López-Cardinale, of the National Catholic Network de Pastoral Juvenil Hispana (which focuses on Hispanic youth ministry), said it's also important that young adults are honest about their frustrations with the church. "I believe in this; I don't believe in this; I think the church needs to be aware of this; I think the church needs to answer these challenges; I think the church needs to transform in this way ..."
Santiago Cortés, director of curricula development at Loyola Press, said he hopes the discussions leading up to 2018 will allow Hispanic Catholics to "see themselves differently in this country. It's a change of awareness, of identity, so we don't see ourselves anymore as, 'We're not being served.' Instead, that we're here, with gifts, so how can we serve the church?"
The Hispanic spectrum
Lumped into the catchall "Hispanic" or "Latino" label are people from 22 countries throughout Latin America, those ties ranging from first- to fifth-generation Americans. As the Midwest deals with absorbing new arrivals of Mexicans or Central Americans, Villagrán Manancero said, California is tending to the third generation, where English is already a custom.
"While California has been dealing with this for decades, we're just getting started," she said of her archdiocese in Minnesota. "And we're still learning how to adapt to understand these new realities. Me, being from Uruguay -- I had to learn how to speak the Mexican Spanish because most of my community is Mexican."
Such diversity of backgrounds, cultures and experiences not only poses ministerial challenges, but also questions related to identity.
At the 25th annual conference of the National Catholic Association of Diocesan Directors for Hispanic Ministry, held in St. Louis July 18-21, Bishop Gerald Barnes of San Bernardino, Calif., illustrated that complexity. He recalled growing up as a third-generation in the 1960s, when discrimination against Latinos was unabashed, but when church ministry catered to the immigrant population -- leaving him in a cultural limbo.
"There's this spectrum of being Hispanic," he said. "Some are born on the Hispanic side, others on the American side, and that poses a difficulty for us wanting to work with catering to Hispanics: Who are we talking about? Who are the Hispanics? Who do we want to listen to for this Encuentro? Which group?"
Hispanic youth today, he said, are more familiar with El Chapo than they are with César Chávez -- demonstrating their profound lack of understanding of the realities that previous generations have lived, as well as the lives of immigrants arriving today. "They don't know the Hispanic story," he said. "Nor do their parents.
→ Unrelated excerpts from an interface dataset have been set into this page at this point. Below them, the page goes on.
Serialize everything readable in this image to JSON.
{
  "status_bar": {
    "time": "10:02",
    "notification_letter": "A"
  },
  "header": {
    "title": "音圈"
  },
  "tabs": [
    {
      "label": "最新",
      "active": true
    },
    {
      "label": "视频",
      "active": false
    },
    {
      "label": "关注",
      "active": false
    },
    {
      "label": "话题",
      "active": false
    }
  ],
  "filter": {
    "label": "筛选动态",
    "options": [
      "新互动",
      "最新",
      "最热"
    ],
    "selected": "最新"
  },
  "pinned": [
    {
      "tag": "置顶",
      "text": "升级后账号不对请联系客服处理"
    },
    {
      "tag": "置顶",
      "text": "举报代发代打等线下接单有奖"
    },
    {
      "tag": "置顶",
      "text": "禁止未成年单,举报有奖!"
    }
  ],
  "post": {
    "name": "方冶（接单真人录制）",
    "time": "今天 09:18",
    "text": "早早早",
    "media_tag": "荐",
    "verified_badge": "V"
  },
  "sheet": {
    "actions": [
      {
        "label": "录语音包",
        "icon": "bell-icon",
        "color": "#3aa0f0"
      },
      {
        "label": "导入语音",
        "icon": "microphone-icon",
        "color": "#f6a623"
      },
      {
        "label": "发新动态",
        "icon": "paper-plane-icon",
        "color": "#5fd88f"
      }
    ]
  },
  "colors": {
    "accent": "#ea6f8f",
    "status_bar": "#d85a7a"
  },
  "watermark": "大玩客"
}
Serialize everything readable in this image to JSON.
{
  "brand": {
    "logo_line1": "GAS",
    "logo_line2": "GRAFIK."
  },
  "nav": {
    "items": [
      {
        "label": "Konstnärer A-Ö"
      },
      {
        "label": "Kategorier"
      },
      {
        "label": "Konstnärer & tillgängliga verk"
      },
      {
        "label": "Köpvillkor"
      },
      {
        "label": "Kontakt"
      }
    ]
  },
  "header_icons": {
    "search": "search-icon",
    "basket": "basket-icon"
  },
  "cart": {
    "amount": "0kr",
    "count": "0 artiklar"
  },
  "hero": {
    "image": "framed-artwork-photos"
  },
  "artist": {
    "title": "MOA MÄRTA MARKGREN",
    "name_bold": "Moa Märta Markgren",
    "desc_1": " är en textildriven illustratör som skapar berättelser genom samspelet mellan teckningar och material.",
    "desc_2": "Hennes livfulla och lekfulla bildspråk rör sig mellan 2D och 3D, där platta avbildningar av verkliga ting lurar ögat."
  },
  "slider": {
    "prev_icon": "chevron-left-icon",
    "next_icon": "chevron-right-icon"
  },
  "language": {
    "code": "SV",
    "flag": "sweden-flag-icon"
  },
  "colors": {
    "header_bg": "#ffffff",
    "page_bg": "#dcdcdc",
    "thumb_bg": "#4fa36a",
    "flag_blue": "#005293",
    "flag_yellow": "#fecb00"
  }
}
So who is telling them the story?"
But such discrepancies fade just as shared values appear. When Hispanic and Anglo young adults are grouped separately and asked to name their top values, the cultural bonds sharpen, Barnes said. Anglos name education, jobs and a salary. Hispanics say family, church and community.
"Even though we identify and know there are differences, there's much more in common, that differences aren't really an obstacle when we need to sit at the table and work on what's important to create communion," said Capó. "We celebrate the differences as part of our colorful spectrum of life and heritage, language and cultures. And faith is a common thread that unites us."
[Soli Salgado is a staff writer for the NCR reporting project Global Sisters Report.]